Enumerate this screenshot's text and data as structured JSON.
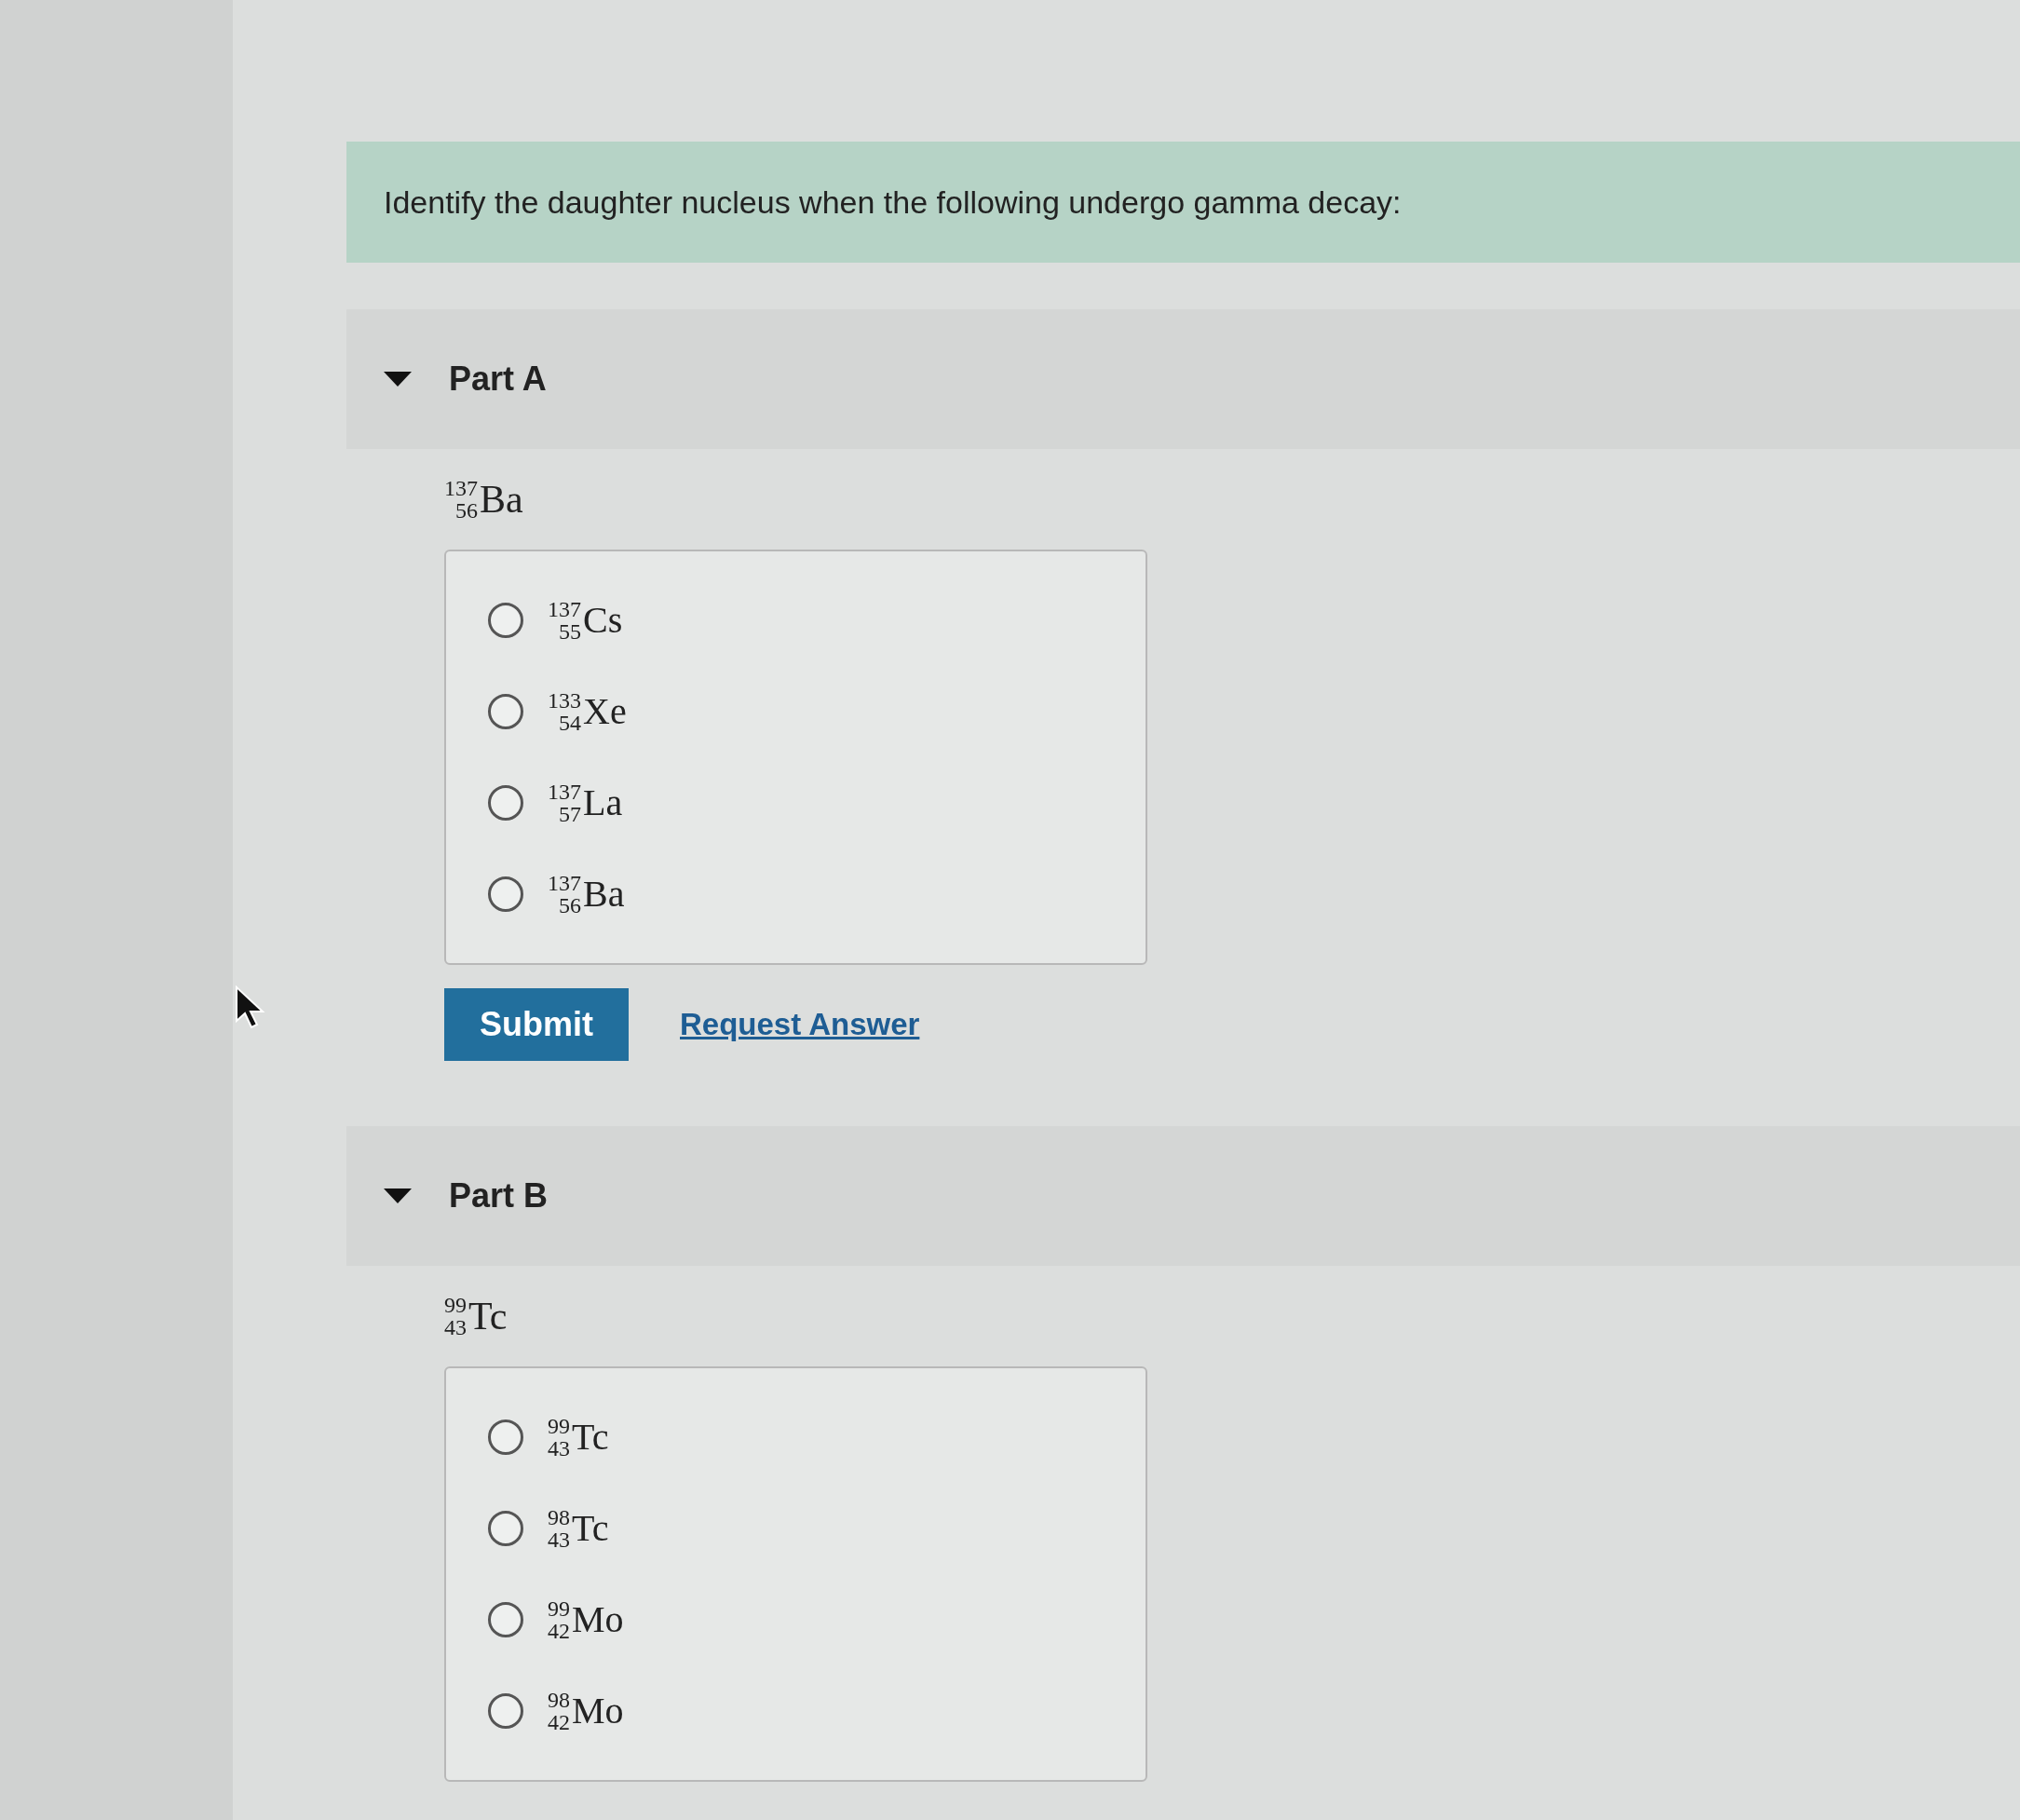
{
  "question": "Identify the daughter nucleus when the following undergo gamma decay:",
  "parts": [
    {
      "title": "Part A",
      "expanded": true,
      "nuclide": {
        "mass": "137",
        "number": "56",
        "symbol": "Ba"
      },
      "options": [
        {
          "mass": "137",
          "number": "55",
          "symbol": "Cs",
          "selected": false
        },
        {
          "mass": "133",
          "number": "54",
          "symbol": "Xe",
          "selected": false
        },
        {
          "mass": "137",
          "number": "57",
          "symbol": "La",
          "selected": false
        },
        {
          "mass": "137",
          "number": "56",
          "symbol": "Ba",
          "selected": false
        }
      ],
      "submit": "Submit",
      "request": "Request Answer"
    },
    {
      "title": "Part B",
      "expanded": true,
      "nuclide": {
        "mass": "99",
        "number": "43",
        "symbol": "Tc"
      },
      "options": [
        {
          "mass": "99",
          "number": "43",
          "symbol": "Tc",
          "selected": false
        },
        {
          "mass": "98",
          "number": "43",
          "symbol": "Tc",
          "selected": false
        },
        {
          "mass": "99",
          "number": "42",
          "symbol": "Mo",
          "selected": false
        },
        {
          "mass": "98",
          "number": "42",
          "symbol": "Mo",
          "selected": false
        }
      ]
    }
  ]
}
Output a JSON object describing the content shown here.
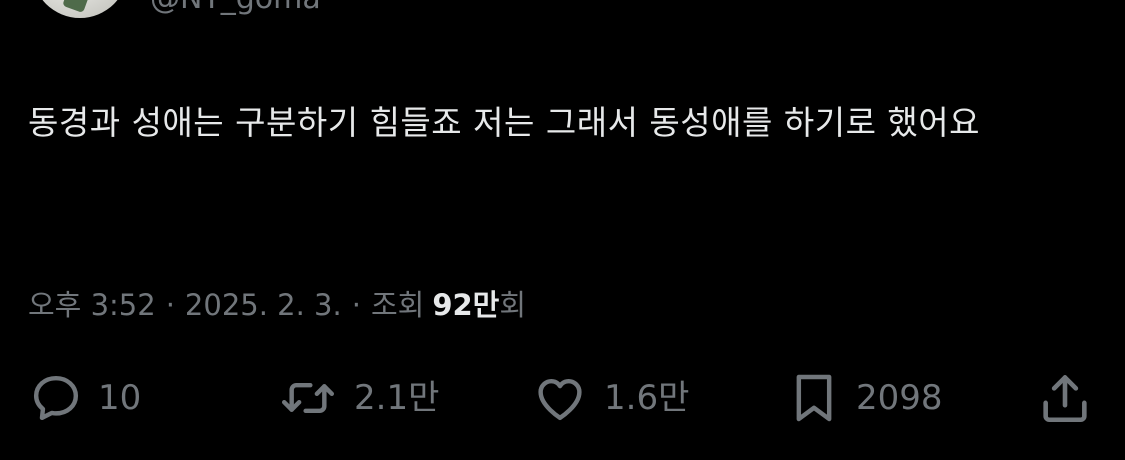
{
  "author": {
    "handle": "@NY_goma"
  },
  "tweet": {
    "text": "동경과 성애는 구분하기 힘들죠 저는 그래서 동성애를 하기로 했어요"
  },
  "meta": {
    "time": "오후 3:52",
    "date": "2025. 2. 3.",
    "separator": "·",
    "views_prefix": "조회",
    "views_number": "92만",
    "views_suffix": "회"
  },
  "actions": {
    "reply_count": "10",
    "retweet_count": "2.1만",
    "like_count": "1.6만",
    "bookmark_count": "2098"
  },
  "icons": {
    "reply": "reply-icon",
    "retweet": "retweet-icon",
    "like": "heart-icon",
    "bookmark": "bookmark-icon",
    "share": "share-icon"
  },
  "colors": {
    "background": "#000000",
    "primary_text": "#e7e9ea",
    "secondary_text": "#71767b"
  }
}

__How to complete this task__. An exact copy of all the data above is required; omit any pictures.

__Exercise output__.
Enumerate this screenshot's text and data as structured JSON.
{
  "question": "Identify the daughter nucleus when the following undergo gamma decay:",
  "parts": [
    {
      "title": "Part A",
      "expanded": true,
      "nuclide": {
        "mass": "137",
        "number": "56",
        "symbol": "Ba"
      },
      "options": [
        {
          "mass": "137",
          "number": "55",
          "symbol": "Cs",
          "selected": false
        },
        {
          "mass": "133",
          "number": "54",
          "symbol": "Xe",
          "selected": false
        },
        {
          "mass": "137",
          "number": "57",
          "symbol": "La",
          "selected": false
        },
        {
          "mass": "137",
          "number": "56",
          "symbol": "Ba",
          "selected": false
        }
      ],
      "submit": "Submit",
      "request": "Request Answer"
    },
    {
      "title": "Part B",
      "expanded": true,
      "nuclide": {
        "mass": "99",
        "number": "43",
        "symbol": "Tc"
      },
      "options": [
        {
          "mass": "99",
          "number": "43",
          "symbol": "Tc",
          "selected": false
        },
        {
          "mass": "98",
          "number": "43",
          "symbol": "Tc",
          "selected": false
        },
        {
          "mass": "99",
          "number": "42",
          "symbol": "Mo",
          "selected": false
        },
        {
          "mass": "98",
          "number": "42",
          "symbol": "Mo",
          "selected": false
        }
      ]
    }
  ]
}
Output a JSON object describing the content shown here.
{
  "author": {
    "handle": "@NY_goma"
  },
  "tweet": {
    "text": "동경과 성애는 구분하기 힘들죠 저는 그래서 동성애를 하기로 했어요"
  },
  "meta": {
    "time": "오후 3:52",
    "date": "2025. 2. 3.",
    "separator": "·",
    "views_prefix": "조회",
    "views_number": "92만",
    "views_suffix": "회"
  },
  "actions": {
    "reply_count": "10",
    "retweet_count": "2.1만",
    "like_count": "1.6만",
    "bookmark_count": "2098"
  },
  "icons": {
    "reply": "reply-icon",
    "retweet": "retweet-icon",
    "like": "heart-icon",
    "bookmark": "bookmark-icon",
    "share": "share-icon"
  },
  "colors": {
    "background": "#000000",
    "primary_text": "#e7e9ea",
    "secondary_text": "#71767b"
  }
}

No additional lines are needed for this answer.